The company’s share price soared as much as 150 per cent on the news on Friday but because of the project’s chequered history, there is scepticism it will never get off the ground.
There has also been cynicism about the deal because the private equity investors have not been named. That saw the company go into its second trading halt this week on Friday and it has promised to reveal more details by next Tuesday.
Opening up stranded iron ore deposits in WA’s Mid West has been a dream for many a WA premier.
Last year, Colin Barnett failed to get a funding deal that would save the Mitsubishi-operated Oakajee port and rail project and the venture was suspended.
Now Padbury Mining says it can get the plan to build a deepwater port and a railway to transport iron ore from the region off the ground.
Padbury Mining’s chief executive Gary Stokes says he is confident that the long-hoped-for port and rail infrastructure development can be completed.
He is hopeful that the region’s iron ore explorers will use the infrastructure to get their product to port.
“We now have the funding secured for a project that really is probably a game-changer, certainly for the Mid-West region, even for the state of WA,” he said. “It’s a whole new iron ore province.”
Mr Stokes is currently in Korea to try to get South Korea contractors on board.
But he will not say who the Australian private equity investors are.
“At this stage they want to maintain their anonymity and we’re respecting that,” he said.
Cynicism remains despite share price surge
“I think we’re still fairly sceptical until we can see some details around the announcement,” Bell Potter Securities investment advisor Giuliano Sala Tenna said.
“You know, there’s been many parties that have tried to get this project up and to date and haven’t been able to succeed.”
Mr Sala Tenna also says that questions remain because of the difficulty of getting finance for such a large project.
“Now we’ve got an iron ore junior here with a $67 million market cap, now the suggestion is they’ve secured $6 billion worth of funding.”
It took Gina Rinehart’s Roy Hill project in the Pilbara 18 months to negotiate a $7 billion finance deal with a consortium of local and overseas lenders.

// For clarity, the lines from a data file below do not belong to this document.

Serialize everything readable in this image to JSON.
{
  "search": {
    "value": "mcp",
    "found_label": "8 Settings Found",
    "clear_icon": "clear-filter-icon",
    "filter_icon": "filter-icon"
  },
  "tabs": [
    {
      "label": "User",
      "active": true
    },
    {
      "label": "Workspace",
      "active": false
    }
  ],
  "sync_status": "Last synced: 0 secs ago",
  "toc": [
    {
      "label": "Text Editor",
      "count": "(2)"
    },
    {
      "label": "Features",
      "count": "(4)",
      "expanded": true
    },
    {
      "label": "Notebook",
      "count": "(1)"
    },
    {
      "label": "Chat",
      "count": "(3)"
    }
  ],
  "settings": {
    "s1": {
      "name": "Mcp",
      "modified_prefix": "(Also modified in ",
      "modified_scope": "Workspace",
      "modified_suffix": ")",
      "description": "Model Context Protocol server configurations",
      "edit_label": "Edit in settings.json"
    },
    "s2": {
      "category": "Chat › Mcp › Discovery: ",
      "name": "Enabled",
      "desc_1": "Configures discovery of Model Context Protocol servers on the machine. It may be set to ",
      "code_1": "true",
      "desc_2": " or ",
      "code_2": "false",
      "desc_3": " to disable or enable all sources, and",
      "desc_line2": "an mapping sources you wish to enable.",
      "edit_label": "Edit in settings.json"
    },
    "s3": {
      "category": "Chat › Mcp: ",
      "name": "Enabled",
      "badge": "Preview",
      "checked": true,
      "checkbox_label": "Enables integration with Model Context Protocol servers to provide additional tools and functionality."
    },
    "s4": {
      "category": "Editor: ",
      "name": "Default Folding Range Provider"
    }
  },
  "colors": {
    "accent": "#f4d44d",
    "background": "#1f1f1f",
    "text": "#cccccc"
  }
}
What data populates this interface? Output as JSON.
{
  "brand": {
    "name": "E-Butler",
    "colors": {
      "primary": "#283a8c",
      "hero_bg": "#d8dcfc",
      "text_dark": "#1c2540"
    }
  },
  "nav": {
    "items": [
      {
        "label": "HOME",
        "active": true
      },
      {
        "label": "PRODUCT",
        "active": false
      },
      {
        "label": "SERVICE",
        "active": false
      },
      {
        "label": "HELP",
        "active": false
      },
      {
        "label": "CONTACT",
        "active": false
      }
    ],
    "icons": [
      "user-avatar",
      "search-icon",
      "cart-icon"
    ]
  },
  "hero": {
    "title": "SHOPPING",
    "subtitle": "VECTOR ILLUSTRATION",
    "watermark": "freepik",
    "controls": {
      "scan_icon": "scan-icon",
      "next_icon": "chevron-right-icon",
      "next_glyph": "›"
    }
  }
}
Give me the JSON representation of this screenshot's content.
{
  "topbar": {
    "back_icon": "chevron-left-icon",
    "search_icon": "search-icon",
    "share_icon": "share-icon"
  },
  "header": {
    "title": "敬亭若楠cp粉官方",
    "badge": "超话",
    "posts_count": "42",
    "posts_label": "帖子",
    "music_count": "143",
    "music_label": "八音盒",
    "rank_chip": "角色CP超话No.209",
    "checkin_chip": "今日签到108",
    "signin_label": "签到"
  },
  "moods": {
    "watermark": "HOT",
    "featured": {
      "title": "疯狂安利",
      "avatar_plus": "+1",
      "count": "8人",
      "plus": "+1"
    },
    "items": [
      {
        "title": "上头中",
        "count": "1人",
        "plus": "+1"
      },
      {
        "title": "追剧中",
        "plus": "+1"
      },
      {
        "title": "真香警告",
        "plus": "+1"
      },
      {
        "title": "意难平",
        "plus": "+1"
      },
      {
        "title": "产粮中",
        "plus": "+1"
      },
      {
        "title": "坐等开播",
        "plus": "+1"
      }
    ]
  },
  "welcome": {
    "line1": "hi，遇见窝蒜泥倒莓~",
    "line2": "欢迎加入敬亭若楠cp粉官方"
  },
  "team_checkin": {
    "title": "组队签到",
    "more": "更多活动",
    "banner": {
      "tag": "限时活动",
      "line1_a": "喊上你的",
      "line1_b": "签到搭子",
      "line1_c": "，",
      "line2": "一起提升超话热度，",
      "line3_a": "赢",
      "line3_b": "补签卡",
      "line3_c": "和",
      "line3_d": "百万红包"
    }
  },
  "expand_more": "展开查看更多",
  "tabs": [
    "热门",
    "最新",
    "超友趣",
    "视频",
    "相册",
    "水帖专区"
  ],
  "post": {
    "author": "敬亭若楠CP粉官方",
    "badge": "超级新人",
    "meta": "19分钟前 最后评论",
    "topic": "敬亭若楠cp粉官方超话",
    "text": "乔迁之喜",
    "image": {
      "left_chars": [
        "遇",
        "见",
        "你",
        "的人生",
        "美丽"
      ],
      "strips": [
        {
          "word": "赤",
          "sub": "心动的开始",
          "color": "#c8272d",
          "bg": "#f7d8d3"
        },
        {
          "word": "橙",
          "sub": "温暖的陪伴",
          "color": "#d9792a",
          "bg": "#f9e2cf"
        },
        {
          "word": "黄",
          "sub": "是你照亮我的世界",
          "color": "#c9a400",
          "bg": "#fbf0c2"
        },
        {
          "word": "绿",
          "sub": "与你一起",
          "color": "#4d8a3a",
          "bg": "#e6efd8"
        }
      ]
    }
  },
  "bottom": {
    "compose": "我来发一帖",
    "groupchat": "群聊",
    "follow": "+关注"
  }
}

Padbury Mining also hasn’t secured offtake deals to pre-sell its lower-grade magnetite iron ore to customers.
Mr Sala Tenna says pre-sales agreements are needed to attract investors.
“To get this up you’re going to need some financing from some of the larger banks and for them to get involved they’re going to need to see offtake agreements,” he said.
Mr Stokes is a former WA public servant who was fined $1,500 for leaking confidential information to former WA premier Brian Burke.
There was no conviction recorded.
Padbury Mining told the stock exchange that negotiations were underway with the WA Government to obtain the right to build the project.
“Padbury has been engaged with the Western Australian Government for some time,” it said.
But the WA Government told the ABC in a statement that it was not in detailed discussions with any new parties who were supporting the development.
“The Government is yet to enter into detailed negotiations with any new proponent for Oakajee Port and Rail infrastructure.”
Courtesy of ABC News
11 April 2014